Monday, January 3, 2011

PS3 root signing key revealed

Apparently GeoHot has found and published the root key used by the Playstation 3 to sign and verify games. Not just the public key used for verification, mind you, which is the easy part. They've published the private key used to sign the game executables. With the private key, you can sign your own executables and they'll be accepted by the PS3 without needing any hacks, kludges or bug exploits. This is a big deal because the key's pretty firmly embedded in the hardware itself. A simple new firmware update can't change it. And if new hardware doesn't accept the old key, then all existing games simply won't play on the new hardware.

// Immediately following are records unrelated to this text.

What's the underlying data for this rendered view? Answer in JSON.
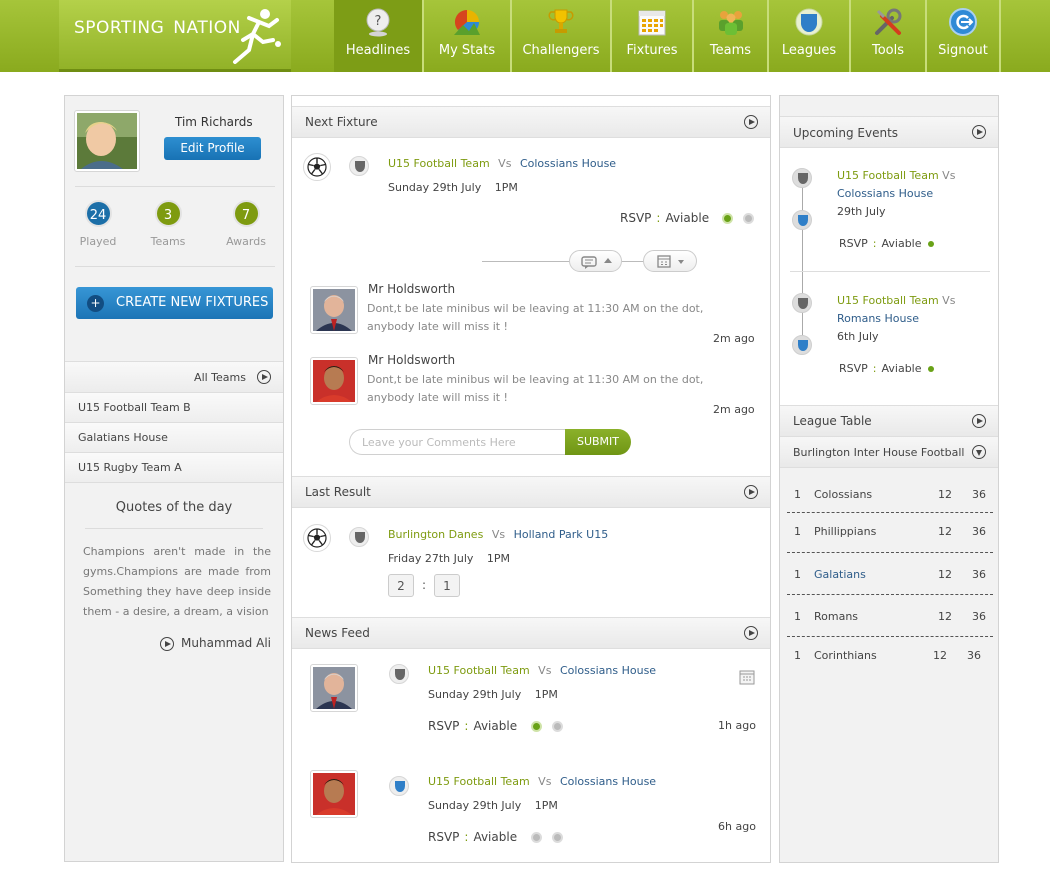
{
  "brand": {
    "word1": "SPORTING",
    "word2": "NATION"
  },
  "nav": [
    {
      "label": "Headlines",
      "icon": "headlines-icon",
      "active": true
    },
    {
      "label": "My Stats",
      "icon": "stats-icon",
      "active": false
    },
    {
      "label": "Challengers",
      "icon": "trophy-icon",
      "active": false
    },
    {
      "label": "Fixtures",
      "icon": "calendar-icon",
      "active": false
    },
    {
      "label": "Teams",
      "icon": "teams-icon",
      "active": false
    },
    {
      "label": "Leagues",
      "icon": "shield-icon",
      "active": false
    },
    {
      "label": "Tools",
      "icon": "tools-icon",
      "active": false
    },
    {
      "label": "Signout",
      "icon": "signout-icon",
      "active": false
    }
  ],
  "profile": {
    "name": "Tim Richards",
    "edit_label": "Edit Profile",
    "stats": [
      {
        "value": "24",
        "label": "Played",
        "color": "#1c6fa8"
      },
      {
        "value": "3",
        "label": "Teams",
        "color": "#7e9b10"
      },
      {
        "value": "7",
        "label": "Awards",
        "color": "#7e9b10"
      }
    ]
  },
  "create_fixture_label": "CREATE NEW FIXTURES",
  "teams": {
    "header": "All Teams",
    "items": [
      "U15 Football Team B",
      "Galatians House",
      "U15 Rugby Team A"
    ]
  },
  "quote": {
    "title": "Quotes of the day",
    "text": "Champions aren't made in the gyms.Champions are made from Something they have deep inside them - a desire, a dream, a vision",
    "author": "Muhammad Ali"
  },
  "next_fixture": {
    "header": "Next Fixture",
    "home": "U15 Football Team",
    "vs": "Vs",
    "away": "Colossians House",
    "date": "Sunday 29th  July",
    "time": "1PM",
    "rsvp_label": "RSVP",
    "rsvp_value": "Aviable"
  },
  "comments": [
    {
      "name": "Mr Holdsworth",
      "text": "Dont,t be late minibus wil be leaving at 11:30 AM on the dot, anybody late will miss it !",
      "time": "2m ago"
    },
    {
      "name": "Mr Holdsworth",
      "text": "Dont,t be late minibus wil be leaving at 11:30 AM on the dot, anybody late will miss it !",
      "time": "2m ago"
    }
  ],
  "comment_form": {
    "placeholder": "Leave your Comments Here",
    "submit_label": "SUBMIT"
  },
  "last_result": {
    "header": "Last Result",
    "home": "Burlington Danes",
    "vs": "Vs",
    "away": "Holland Park U15",
    "date": "Friday 27th  July",
    "time": "1PM",
    "score_home": "2",
    "score_sep": ":",
    "score_away": "1"
  },
  "news_feed": {
    "header": "News Feed",
    "items": [
      {
        "home": "U15 Football Team",
        "vs": "Vs",
        "away": "Colossians House",
        "date": "Sunday 29th  July",
        "time": "1PM",
        "rsvp_label": "RSVP",
        "rsvp_value": "Aviable",
        "ago": "1h ago"
      },
      {
        "home": "U15 Football Team",
        "vs": "Vs",
        "away": "Colossians House",
        "date": "Sunday 29th  July",
        "time": "1PM",
        "rsvp_label": "RSVP",
        "rsvp_value": "Aviable",
        "ago": "6h ago"
      }
    ]
  },
  "upcoming": {
    "header": "Upcoming Events",
    "items": [
      {
        "home": "U15 Football Team",
        "vs": "Vs",
        "away": "Colossians House",
        "date": "29th  July",
        "rsvp_label": "RSVP",
        "rsvp_value": "Aviable"
      },
      {
        "home": "U15 Football Team",
        "vs": "Vs",
        "away": "Romans House",
        "date": "6th  July",
        "rsvp_label": "RSVP",
        "rsvp_value": "Aviable"
      }
    ]
  },
  "league": {
    "header": "League Table",
    "selected": "Burlington Inter House Football",
    "rows": [
      {
        "rank": "1",
        "team": "Colossians",
        "played": "12",
        "points": "36",
        "highlight": false
      },
      {
        "rank": "1",
        "team": "Phillippians",
        "played": "12",
        "points": "36",
        "highlight": false
      },
      {
        "rank": "1",
        "team": "Galatians",
        "played": "12",
        "points": "36",
        "highlight": true
      },
      {
        "rank": "1",
        "team": "Romans",
        "played": "12",
        "points": "36",
        "highlight": false
      },
      {
        "rank": "1",
        "team": "Corinthians",
        "played": "12",
        "points": "36",
        "highlight": false
      }
    ]
  }
}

Frankly I don't see why the console makers are so bent on keeping anything but their approved software from running on the consoles. It makes no sense. Someone who wants to run, say, Linux on the PS3 still has to buy the full-blown PS3 console, there's no way around paying Sony for that. They may not buy any games if all they're interested in is running Linux, but then if they couldn't run Linux they wouldn't be buying those games either, nor would they be buying the PS3. They might use this ability to cheat at single-player games, but what's that hurt? They're still buying the PS3 and still buying the games, and there's nobody else to be affected by their cheating. Multi-player games... hacked games might be an issue, except that those games already have lots of ways of detecting cheating on the server side where it's safe from user intervention. For instance, to prevent target hacks simply don't send the client information about objects it can't see. Not even the best hack can target what doesn't exist.